▶ _Your task_: Quote, word for word, the line containing "Parse this screenshot: output" and all lines that follow it to the end of the records, with no pictures.

----

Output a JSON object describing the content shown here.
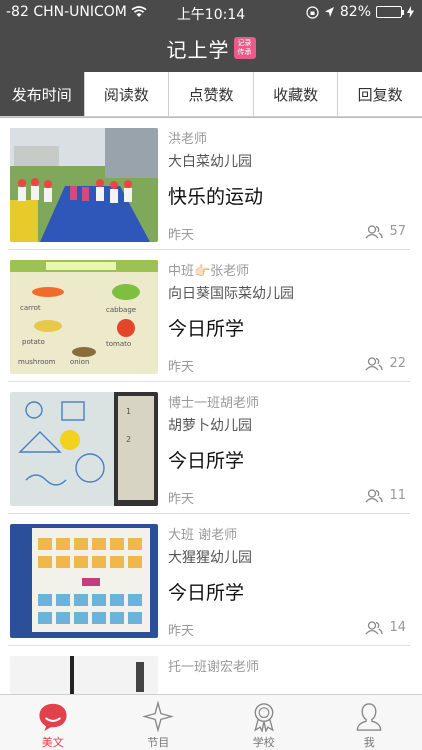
{
  "status_bar": {
    "carrier": "-82 CHN-UNICOM",
    "time": "上午10:14",
    "battery": "82%",
    "battery_level": 0.82,
    "icons": [
      "wifi-icon",
      "lock-rotation-icon",
      "location-icon",
      "charging-icon"
    ]
  },
  "nav": {
    "title": "记上学",
    "badge_line1": "记录",
    "badge_line2": "传承"
  },
  "sort_tabs": [
    {
      "label": "发布时间",
      "active": true
    },
    {
      "label": "阅读数",
      "active": false
    },
    {
      "label": "点赞数",
      "active": false
    },
    {
      "label": "收藏数",
      "active": false
    },
    {
      "label": "回复数",
      "active": false
    }
  ],
  "posts": [
    {
      "teacher": "洪老师",
      "school": "大白菜幼儿园",
      "title": "快乐的运动",
      "date": "昨天",
      "reads": "57"
    },
    {
      "teacher": "中班👉🏻张老师",
      "school": "向日葵国际菜幼儿园",
      "title": "今日所学",
      "date": "昨天",
      "reads": "22"
    },
    {
      "teacher": "博士一班胡老师",
      "school": "胡萝卜幼儿园",
      "title": "今日所学",
      "date": "昨天",
      "reads": "11"
    },
    {
      "teacher": "大班 谢老师",
      "school": "大猩猩幼儿园",
      "title": "今日所学",
      "date": "昨天",
      "reads": "14"
    },
    {
      "teacher": "托一班谢宏老师"
    }
  ],
  "bottom_tabs": [
    {
      "label": "美文",
      "icon": "chat-bubble-icon",
      "active": true
    },
    {
      "label": "节目",
      "icon": "star-icon",
      "active": false
    },
    {
      "label": "学校",
      "icon": "award-icon",
      "active": false
    },
    {
      "label": "我",
      "icon": "person-icon",
      "active": false
    }
  ],
  "colors": {
    "header_bg": "#4a4a4a",
    "accent_red": "#e0414a",
    "badge_pink": "#e95b8a"
  }
}
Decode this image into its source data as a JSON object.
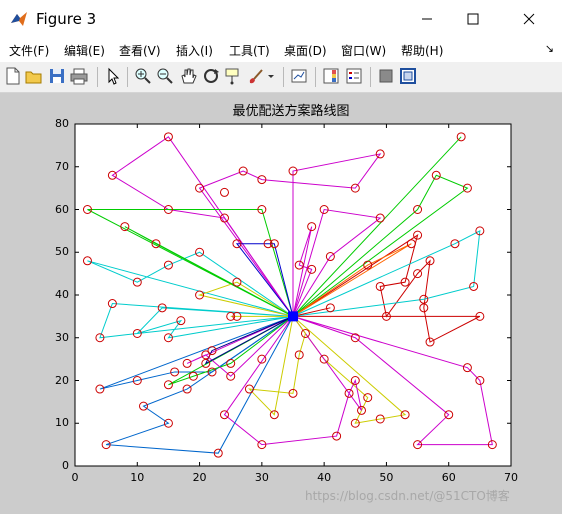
{
  "window": {
    "title": "Figure 3"
  },
  "menu": [
    {
      "label": "文件(F)"
    },
    {
      "label": "编辑(E)"
    },
    {
      "label": "查看(V)"
    },
    {
      "label": "插入(I)"
    },
    {
      "label": "工具(T)"
    },
    {
      "label": "桌面(D)"
    },
    {
      "label": "窗口(W)"
    },
    {
      "label": "帮助(H)"
    }
  ],
  "toolbar_icons": [
    "new-figure-icon",
    "open-file-icon",
    "save-icon",
    "print-icon",
    "edit-plot-icon",
    "zoom-in-icon",
    "zoom-out-icon",
    "pan-icon",
    "rotate-3d-icon",
    "data-cursor-icon",
    "brush-icon",
    "brush-dropdown-icon",
    "link-plot-icon",
    "insert-colorbar-icon",
    "insert-legend-icon",
    "hide-plot-tools-icon",
    "show-plot-tools-icon"
  ],
  "watermark": "https://blog.csdn.net/@51CTO博客",
  "chart_data": {
    "type": "scatter",
    "title": "最优配送方案路线图",
    "xlabel": "",
    "ylabel": "",
    "xlim": [
      0,
      70
    ],
    "ylim": [
      0,
      80
    ],
    "xticks": [
      0,
      10,
      20,
      30,
      40,
      50,
      60,
      70
    ],
    "yticks": [
      0,
      10,
      20,
      30,
      40,
      50,
      60,
      70,
      80
    ],
    "grid": false,
    "depot": {
      "x": 35,
      "y": 35
    },
    "customers": [
      [
        15,
        77
      ],
      [
        27,
        69
      ],
      [
        30,
        67
      ],
      [
        35,
        69
      ],
      [
        38,
        56
      ],
      [
        36,
        47
      ],
      [
        41,
        49
      ],
      [
        40,
        60
      ],
      [
        45,
        65
      ],
      [
        49,
        73
      ],
      [
        49,
        58
      ],
      [
        62,
        77
      ],
      [
        58,
        68
      ],
      [
        63,
        65
      ],
      [
        55,
        60
      ],
      [
        55,
        54
      ],
      [
        54,
        52
      ],
      [
        53,
        43
      ],
      [
        47,
        47
      ],
      [
        49,
        42
      ],
      [
        50,
        35
      ],
      [
        55,
        45
      ],
      [
        56,
        39
      ],
      [
        56,
        37
      ],
      [
        57,
        48
      ],
      [
        61,
        52
      ],
      [
        65,
        55
      ],
      [
        64,
        42
      ],
      [
        57,
        29
      ],
      [
        65,
        35
      ],
      [
        63,
        23
      ],
      [
        65,
        20
      ],
      [
        60,
        12
      ],
      [
        67,
        5
      ],
      [
        55,
        5
      ],
      [
        53,
        12
      ],
      [
        49,
        11
      ],
      [
        45,
        10
      ],
      [
        46,
        13
      ],
      [
        47,
        16
      ],
      [
        45,
        20
      ],
      [
        44,
        17
      ],
      [
        40,
        25
      ],
      [
        36,
        26
      ],
      [
        37,
        31
      ],
      [
        45,
        30
      ],
      [
        41,
        37
      ],
      [
        35,
        17
      ],
      [
        28,
        18
      ],
      [
        32,
        12
      ],
      [
        30,
        5
      ],
      [
        42,
        7
      ],
      [
        30,
        25
      ],
      [
        26,
        35
      ],
      [
        25,
        24
      ],
      [
        25,
        21
      ],
      [
        24,
        12
      ],
      [
        23,
        3
      ],
      [
        5,
        5
      ],
      [
        11,
        14
      ],
      [
        15,
        10
      ],
      [
        18,
        18
      ],
      [
        10,
        20
      ],
      [
        4,
        18
      ],
      [
        15,
        19
      ],
      [
        19,
        21
      ],
      [
        18,
        24
      ],
      [
        21,
        24
      ],
      [
        21,
        26
      ],
      [
        22,
        22
      ],
      [
        16,
        22
      ],
      [
        22,
        27
      ],
      [
        10,
        31
      ],
      [
        4,
        30
      ],
      [
        6,
        38
      ],
      [
        14,
        37
      ],
      [
        15,
        30
      ],
      [
        17,
        34
      ],
      [
        25,
        35
      ],
      [
        26,
        43
      ],
      [
        20,
        40
      ],
      [
        10,
        43
      ],
      [
        2,
        48
      ],
      [
        15,
        47
      ],
      [
        20,
        50
      ],
      [
        13,
        52
      ],
      [
        8,
        56
      ],
      [
        2,
        60
      ],
      [
        15,
        60
      ],
      [
        24,
        58
      ],
      [
        26,
        52
      ],
      [
        31,
        52
      ],
      [
        30,
        60
      ],
      [
        20,
        65
      ],
      [
        6,
        68
      ],
      [
        24,
        64
      ],
      [
        32,
        52
      ],
      [
        38,
        46
      ]
    ],
    "routes": [
      {
        "color": "#cc00cc",
        "points": [
          [
            35,
            35
          ],
          [
            15,
            77
          ],
          [
            6,
            68
          ],
          [
            15,
            60
          ],
          [
            24,
            58
          ],
          [
            35,
            35
          ]
        ]
      },
      {
        "color": "#cc00cc",
        "points": [
          [
            35,
            35
          ],
          [
            35,
            69
          ],
          [
            49,
            73
          ],
          [
            45,
            65
          ],
          [
            30,
            67
          ],
          [
            27,
            69
          ],
          [
            20,
            65
          ],
          [
            35,
            35
          ]
        ]
      },
      {
        "color": "#cc00cc",
        "points": [
          [
            35,
            35
          ],
          [
            40,
            60
          ],
          [
            49,
            58
          ],
          [
            41,
            49
          ],
          [
            35,
            35
          ]
        ]
      },
      {
        "color": "#00cc00",
        "points": [
          [
            35,
            35
          ],
          [
            62,
            77
          ],
          [
            35,
            35
          ]
        ]
      },
      {
        "color": "#00cc00",
        "points": [
          [
            35,
            35
          ],
          [
            63,
            65
          ],
          [
            58,
            68
          ],
          [
            55,
            60
          ],
          [
            35,
            35
          ]
        ]
      },
      {
        "color": "#00cc00",
        "points": [
          [
            35,
            35
          ],
          [
            30,
            60
          ],
          [
            15,
            60
          ],
          [
            2,
            60
          ],
          [
            35,
            35
          ]
        ]
      },
      {
        "color": "#cc0000",
        "points": [
          [
            35,
            35
          ],
          [
            55,
            54
          ],
          [
            53,
            43
          ],
          [
            49,
            42
          ],
          [
            50,
            35
          ],
          [
            55,
            45
          ],
          [
            57,
            48
          ],
          [
            56,
            37
          ],
          [
            57,
            29
          ],
          [
            65,
            35
          ],
          [
            35,
            35
          ]
        ]
      },
      {
        "color": "#ff6600",
        "points": [
          [
            35,
            35
          ],
          [
            54,
            52
          ],
          [
            47,
            47
          ],
          [
            35,
            35
          ]
        ]
      },
      {
        "color": "#00cccc",
        "points": [
          [
            35,
            35
          ],
          [
            61,
            52
          ],
          [
            65,
            55
          ],
          [
            64,
            42
          ],
          [
            56,
            39
          ],
          [
            35,
            35
          ]
        ]
      },
      {
        "color": "#00cccc",
        "points": [
          [
            35,
            35
          ],
          [
            2,
            48
          ],
          [
            10,
            43
          ],
          [
            15,
            47
          ],
          [
            20,
            50
          ],
          [
            35,
            35
          ]
        ]
      },
      {
        "color": "#00cccc",
        "points": [
          [
            35,
            35
          ],
          [
            14,
            37
          ],
          [
            10,
            31
          ],
          [
            4,
            30
          ],
          [
            6,
            38
          ],
          [
            35,
            35
          ]
        ]
      },
      {
        "color": "#cc00cc",
        "points": [
          [
            35,
            35
          ],
          [
            63,
            23
          ],
          [
            65,
            20
          ],
          [
            67,
            5
          ],
          [
            55,
            5
          ],
          [
            60,
            12
          ],
          [
            45,
            30
          ],
          [
            35,
            35
          ]
        ]
      },
      {
        "color": "#cccc00",
        "points": [
          [
            35,
            35
          ],
          [
            53,
            12
          ],
          [
            49,
            11
          ],
          [
            45,
            10
          ],
          [
            47,
            16
          ],
          [
            40,
            25
          ],
          [
            35,
            35
          ]
        ]
      },
      {
        "color": "#cc00cc",
        "points": [
          [
            35,
            35
          ],
          [
            46,
            13
          ],
          [
            45,
            20
          ],
          [
            44,
            17
          ],
          [
            42,
            7
          ],
          [
            30,
            5
          ],
          [
            24,
            12
          ],
          [
            35,
            35
          ]
        ]
      },
      {
        "color": "#cccc00",
        "points": [
          [
            35,
            35
          ],
          [
            37,
            31
          ],
          [
            36,
            26
          ],
          [
            35,
            17
          ],
          [
            28,
            18
          ],
          [
            32,
            12
          ],
          [
            35,
            35
          ]
        ]
      },
      {
        "color": "#0066cc",
        "points": [
          [
            35,
            35
          ],
          [
            23,
            3
          ],
          [
            5,
            5
          ],
          [
            15,
            10
          ],
          [
            11,
            14
          ],
          [
            18,
            18
          ],
          [
            35,
            35
          ]
        ]
      },
      {
        "color": "#0066cc",
        "points": [
          [
            35,
            35
          ],
          [
            22,
            22
          ],
          [
            16,
            22
          ],
          [
            10,
            20
          ],
          [
            4,
            18
          ],
          [
            35,
            35
          ]
        ]
      },
      {
        "color": "#00cccc",
        "points": [
          [
            35,
            35
          ],
          [
            15,
            30
          ],
          [
            17,
            34
          ],
          [
            10,
            31
          ],
          [
            35,
            35
          ]
        ]
      },
      {
        "color": "#00cc00",
        "points": [
          [
            35,
            35
          ],
          [
            25,
            24
          ],
          [
            19,
            21
          ],
          [
            15,
            19
          ],
          [
            35,
            35
          ]
        ]
      },
      {
        "color": "#cc00cc",
        "points": [
          [
            35,
            35
          ],
          [
            25,
            21
          ],
          [
            21,
            26
          ],
          [
            18,
            24
          ],
          [
            35,
            35
          ]
        ]
      },
      {
        "color": "#000088",
        "points": [
          [
            35,
            35
          ],
          [
            22,
            27
          ],
          [
            21,
            24
          ],
          [
            35,
            35
          ]
        ]
      },
      {
        "color": "#0000cc",
        "points": [
          [
            35,
            35
          ],
          [
            26,
            52
          ],
          [
            31,
            52
          ],
          [
            32,
            52
          ],
          [
            35,
            35
          ]
        ]
      },
      {
        "color": "#cccc00",
        "points": [
          [
            35,
            35
          ],
          [
            26,
            43
          ],
          [
            20,
            40
          ],
          [
            35,
            35
          ]
        ]
      },
      {
        "color": "#00cc00",
        "points": [
          [
            35,
            35
          ],
          [
            8,
            56
          ],
          [
            13,
            52
          ],
          [
            35,
            35
          ]
        ]
      },
      {
        "color": "#cccc00",
        "points": [
          [
            35,
            35
          ],
          [
            25,
            35
          ],
          [
            35,
            35
          ]
        ]
      },
      {
        "color": "#cc00cc",
        "points": [
          [
            35,
            35
          ],
          [
            38,
            56
          ],
          [
            36,
            47
          ],
          [
            38,
            46
          ],
          [
            35,
            35
          ]
        ]
      },
      {
        "color": "#cc0000",
        "points": [
          [
            35,
            35
          ],
          [
            41,
            37
          ],
          [
            35,
            35
          ]
        ]
      }
    ]
  }
}
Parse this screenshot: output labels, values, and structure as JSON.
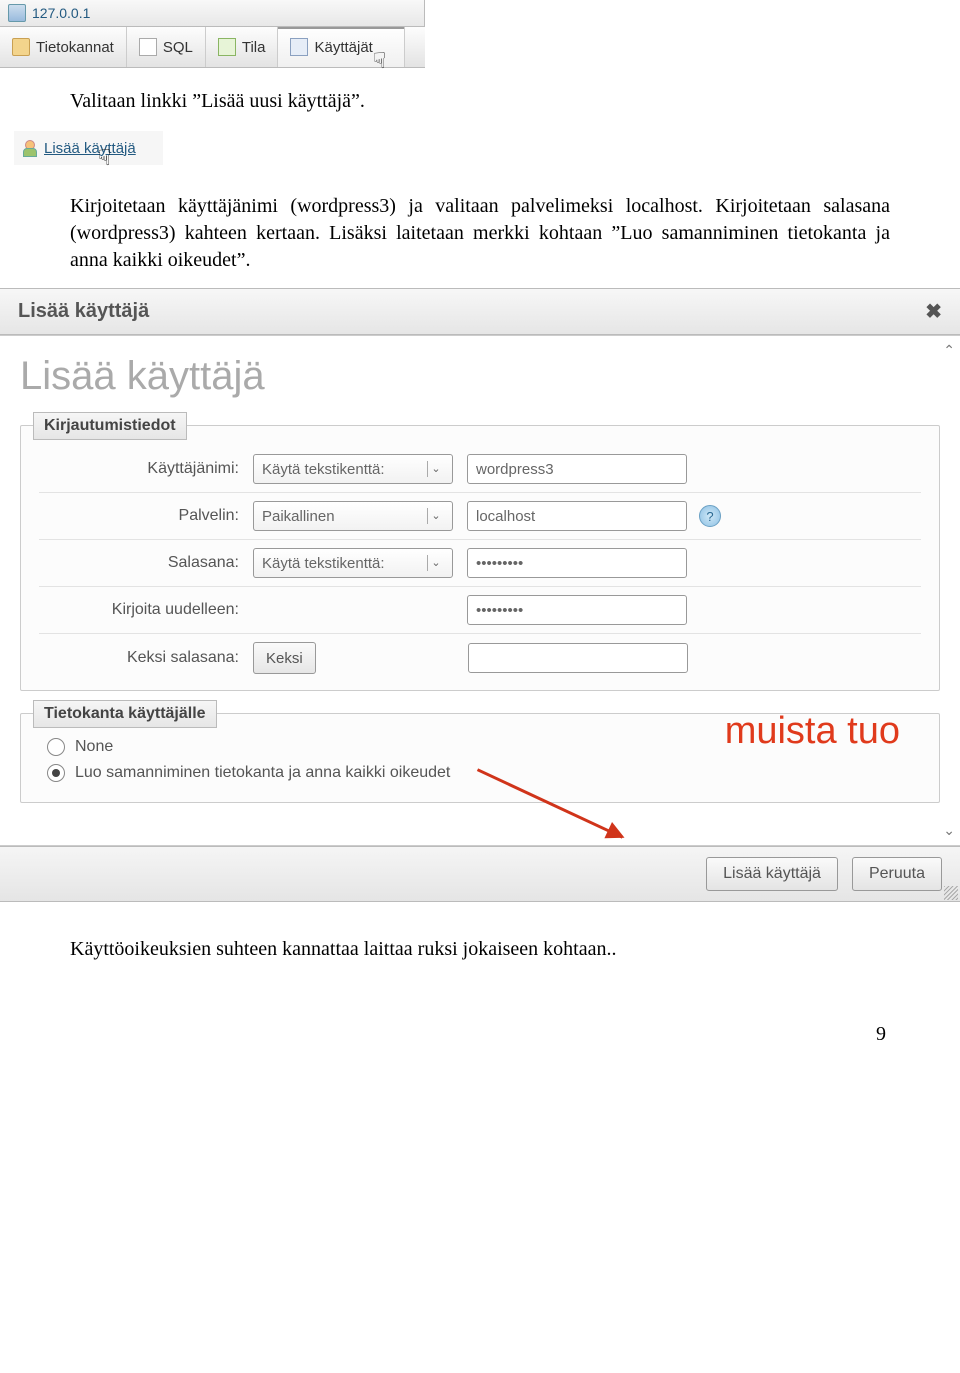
{
  "topnav": {
    "server_label": "127.0.0.1",
    "tabs": [
      "Tietokannat",
      "SQL",
      "Tila",
      "Käyttäjät"
    ]
  },
  "doc": {
    "p1": "Valitaan linkki ”Lisää uusi käyttäjä”.",
    "p2": "Kirjoitetaan käyttäjänimi (wordpress3) ja valitaan palvelimeksi localhost. Kirjoitetaan salasana (wordpress3) kahteen kertaan. Lisäksi laitetaan merkki kohtaan ”Luo samanniminen tietokanta ja anna kaikki oikeudet”.",
    "p3": "Käyttöoikeuksien suhteen kannattaa laittaa ruksi jokaiseen kohtaan..",
    "pagenum": "9"
  },
  "adduser_link": {
    "text": "Lisää käyttäjä"
  },
  "dialog": {
    "title": "Lisää käyttäjä",
    "heading": "Lisää käyttäjä",
    "legend_login": "Kirjautumistiedot",
    "rows": {
      "username_label": "Käyttäjänimi:",
      "username_mode": "Käytä tekstikenttä:",
      "username_value": "wordpress3",
      "host_label": "Palvelin:",
      "host_mode": "Paikallinen",
      "host_value": "localhost",
      "password_label": "Salasana:",
      "password_mode": "Käytä tekstikenttä:",
      "password_value": "•••••••••",
      "retype_label": "Kirjoita uudelleen:",
      "retype_value": "•••••••••",
      "gen_label": "Keksi salasana:",
      "gen_button": "Keksi"
    },
    "legend_db": "Tietokanta käyttäjälle",
    "opt_none": "None",
    "opt_create": "Luo samanniminen tietokanta ja anna kaikki oikeudet",
    "remember": "muista tuo",
    "btn_submit": "Lisää käyttäjä",
    "btn_cancel": "Peruuta"
  }
}
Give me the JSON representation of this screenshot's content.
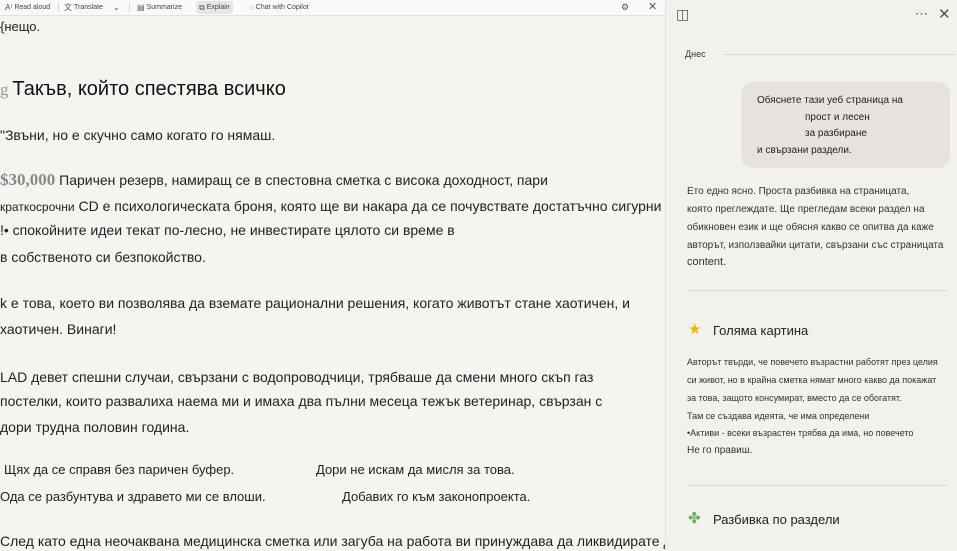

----

▶ _Response to the task_:
Parse this screenshot: output labels, values, and structure as JSON.
{
  "topnav": {
    "server_label": "127.0.0.1",
    "tabs": [
      "Tietokannat",
      "SQL",
      "Tila",
      "Käyttäjät"
    ]
  },
  "doc": {
    "p1": "Valitaan linkki ”Lisää uusi käyttäjä”.",
    "p2": "Kirjoitetaan käyttäjänimi (wordpress3) ja valitaan palvelimeksi localhost. Kirjoitetaan salasana (wordpress3) kahteen kertaan. Lisäksi laitetaan merkki kohtaan ”Luo samanniminen tietokanta ja anna kaikki oikeudet”.",
    "p3": "Käyttöoikeuksien suhteen kannattaa laittaa ruksi jokaiseen kohtaan..",
    "pagenum": "9"
  },
  "adduser_link": {
    "text": "Lisää käyttäjä"
  },
  "dialog": {
    "title": "Lisää käyttäjä",
    "heading": "Lisää käyttäjä",
    "legend_login": "Kirjautumistiedot",
    "rows": {
      "username_label": "Käyttäjänimi:",
      "username_mode": "Käytä tekstikenttä:",
      "username_value": "wordpress3",
      "host_label": "Palvelin:",
      "host_mode": "Paikallinen",
      "host_value": "localhost",
      "password_label": "Salasana:",
      "password_mode": "Käytä tekstikenttä:",
      "password_value": "•••••••••",
      "retype_label": "Kirjoita uudelleen:",
      "retype_value": "•••••••••",
      "gen_label": "Keksi salasana:",
      "gen_button": "Keksi"
    },
    "legend_db": "Tietokanta käyttäjälle",
    "opt_none": "None",
    "opt_create": "Luo samanniminen tietokanta ja anna kaikki oikeudet",
    "remember": "muista tuo",
    "btn_submit": "Lisää käyttäjä",
    "btn_cancel": "Peruuta"
  }
}
Give me the JSON representation of this screenshot's content.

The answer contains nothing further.